According to the professor, it's only half the story as global recession is already on its way drawing parallels between the ongoing developments and the 2008 global financial crisis.
"It's already beginning. I don't think it's going to wait till July", he notes. "July is many months away. Recessions begin. When people get fired, when large numbers of employees get fired, workers get fired. And if you look at 2008 when Lehman Brothers collapsed, went bankrupt. The firing happened within a couple weeks. And they actually fired about eight hundred thousand by December . So you can expect to see this happening very, very quickly. I would say the announcements will probably start this week".
He notes that in case the vaccine against the virus is found in two months and everybody gets vaccinated the problem would be solved. However, according to the academic, that would be a 'miracle' scenario, while the reality is likely to be much tougher.
On 13 March, the US president declared a national emergency freeing up to $50 billion in federal resources to tackle the coronavirus spread and ordered the Department of Energy to buy crude for the nation’s SPR.
Following the announcement US stock indexes bounced back with the Dow surging 1,985 points on Friday after having its biggest one-day drop a day earlier.
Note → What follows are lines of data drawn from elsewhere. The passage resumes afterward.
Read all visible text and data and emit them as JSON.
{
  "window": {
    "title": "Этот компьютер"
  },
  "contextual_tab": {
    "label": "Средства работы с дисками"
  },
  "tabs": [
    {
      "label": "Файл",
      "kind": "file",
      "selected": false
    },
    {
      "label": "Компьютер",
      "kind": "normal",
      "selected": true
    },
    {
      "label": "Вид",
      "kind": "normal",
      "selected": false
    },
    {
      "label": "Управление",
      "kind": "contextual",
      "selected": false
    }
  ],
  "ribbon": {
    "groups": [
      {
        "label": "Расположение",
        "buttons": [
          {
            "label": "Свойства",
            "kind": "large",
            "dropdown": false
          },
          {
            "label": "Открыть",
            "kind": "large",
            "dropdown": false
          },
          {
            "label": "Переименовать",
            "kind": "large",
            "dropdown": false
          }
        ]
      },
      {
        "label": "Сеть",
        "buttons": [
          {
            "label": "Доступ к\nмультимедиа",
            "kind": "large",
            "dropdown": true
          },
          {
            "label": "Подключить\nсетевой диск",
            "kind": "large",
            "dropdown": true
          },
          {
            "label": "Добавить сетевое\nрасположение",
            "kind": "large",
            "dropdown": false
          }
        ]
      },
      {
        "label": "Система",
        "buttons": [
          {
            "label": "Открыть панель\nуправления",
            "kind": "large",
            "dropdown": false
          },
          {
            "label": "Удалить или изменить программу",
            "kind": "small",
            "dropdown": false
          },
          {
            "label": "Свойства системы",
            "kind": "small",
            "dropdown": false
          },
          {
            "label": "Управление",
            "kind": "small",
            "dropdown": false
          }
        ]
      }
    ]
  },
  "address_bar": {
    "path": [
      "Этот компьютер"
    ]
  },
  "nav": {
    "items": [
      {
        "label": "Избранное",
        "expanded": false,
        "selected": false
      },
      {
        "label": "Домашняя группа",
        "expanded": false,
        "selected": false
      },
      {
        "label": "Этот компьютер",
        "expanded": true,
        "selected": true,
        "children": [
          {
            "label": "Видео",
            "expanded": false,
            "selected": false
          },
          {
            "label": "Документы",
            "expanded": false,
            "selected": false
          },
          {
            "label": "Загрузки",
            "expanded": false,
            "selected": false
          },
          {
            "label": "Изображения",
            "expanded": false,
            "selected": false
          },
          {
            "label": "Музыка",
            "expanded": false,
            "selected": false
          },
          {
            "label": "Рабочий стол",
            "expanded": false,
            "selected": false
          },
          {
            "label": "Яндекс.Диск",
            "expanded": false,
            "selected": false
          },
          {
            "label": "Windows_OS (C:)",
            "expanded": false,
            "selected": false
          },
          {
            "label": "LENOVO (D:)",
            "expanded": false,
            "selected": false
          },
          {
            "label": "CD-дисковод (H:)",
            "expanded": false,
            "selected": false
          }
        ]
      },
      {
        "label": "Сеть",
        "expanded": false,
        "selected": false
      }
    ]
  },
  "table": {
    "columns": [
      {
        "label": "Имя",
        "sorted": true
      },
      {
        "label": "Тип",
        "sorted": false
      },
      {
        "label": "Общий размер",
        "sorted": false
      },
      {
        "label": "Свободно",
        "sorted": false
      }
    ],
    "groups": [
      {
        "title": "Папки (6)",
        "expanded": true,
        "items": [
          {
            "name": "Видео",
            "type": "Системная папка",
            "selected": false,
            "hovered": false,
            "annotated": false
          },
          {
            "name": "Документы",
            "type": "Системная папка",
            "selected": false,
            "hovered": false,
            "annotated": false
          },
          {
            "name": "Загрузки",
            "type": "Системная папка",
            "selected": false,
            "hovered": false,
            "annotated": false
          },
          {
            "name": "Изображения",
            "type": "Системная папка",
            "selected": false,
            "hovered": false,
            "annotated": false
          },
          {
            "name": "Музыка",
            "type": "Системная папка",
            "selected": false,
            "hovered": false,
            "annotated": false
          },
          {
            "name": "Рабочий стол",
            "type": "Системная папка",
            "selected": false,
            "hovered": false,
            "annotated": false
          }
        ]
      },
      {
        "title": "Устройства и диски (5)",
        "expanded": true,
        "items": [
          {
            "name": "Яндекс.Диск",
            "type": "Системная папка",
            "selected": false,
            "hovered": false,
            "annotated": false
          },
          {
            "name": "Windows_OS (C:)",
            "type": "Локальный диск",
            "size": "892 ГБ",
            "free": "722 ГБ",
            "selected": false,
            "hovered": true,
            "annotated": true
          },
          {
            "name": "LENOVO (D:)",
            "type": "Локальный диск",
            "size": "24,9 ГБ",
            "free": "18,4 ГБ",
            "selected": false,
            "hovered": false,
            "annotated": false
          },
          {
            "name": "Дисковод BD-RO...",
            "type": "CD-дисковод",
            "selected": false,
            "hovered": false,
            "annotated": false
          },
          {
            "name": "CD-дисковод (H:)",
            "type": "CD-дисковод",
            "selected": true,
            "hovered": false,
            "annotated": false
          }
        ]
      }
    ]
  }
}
Oil prices rebounded about 5% on the same day making US shale producers more optimistic amid the dramatic slump in crude prices driven by economic slowdown and OPEC plus agreement's collapse.
However, on Sunday, the Federal Reserve dropped interest rates to near zero and announced that it would buy at least $700 billion in Treasuries. In response, investors started dumping US stocks and purchasing bonds. Eventually, all 30 Dow Jones Industrial Average dropped in premarket trading on Monday driven by fears that the Covid-19 pandemic could lead to global recession. According to InvestingCube, it was recession fears that pushed crude prices down again on Monday.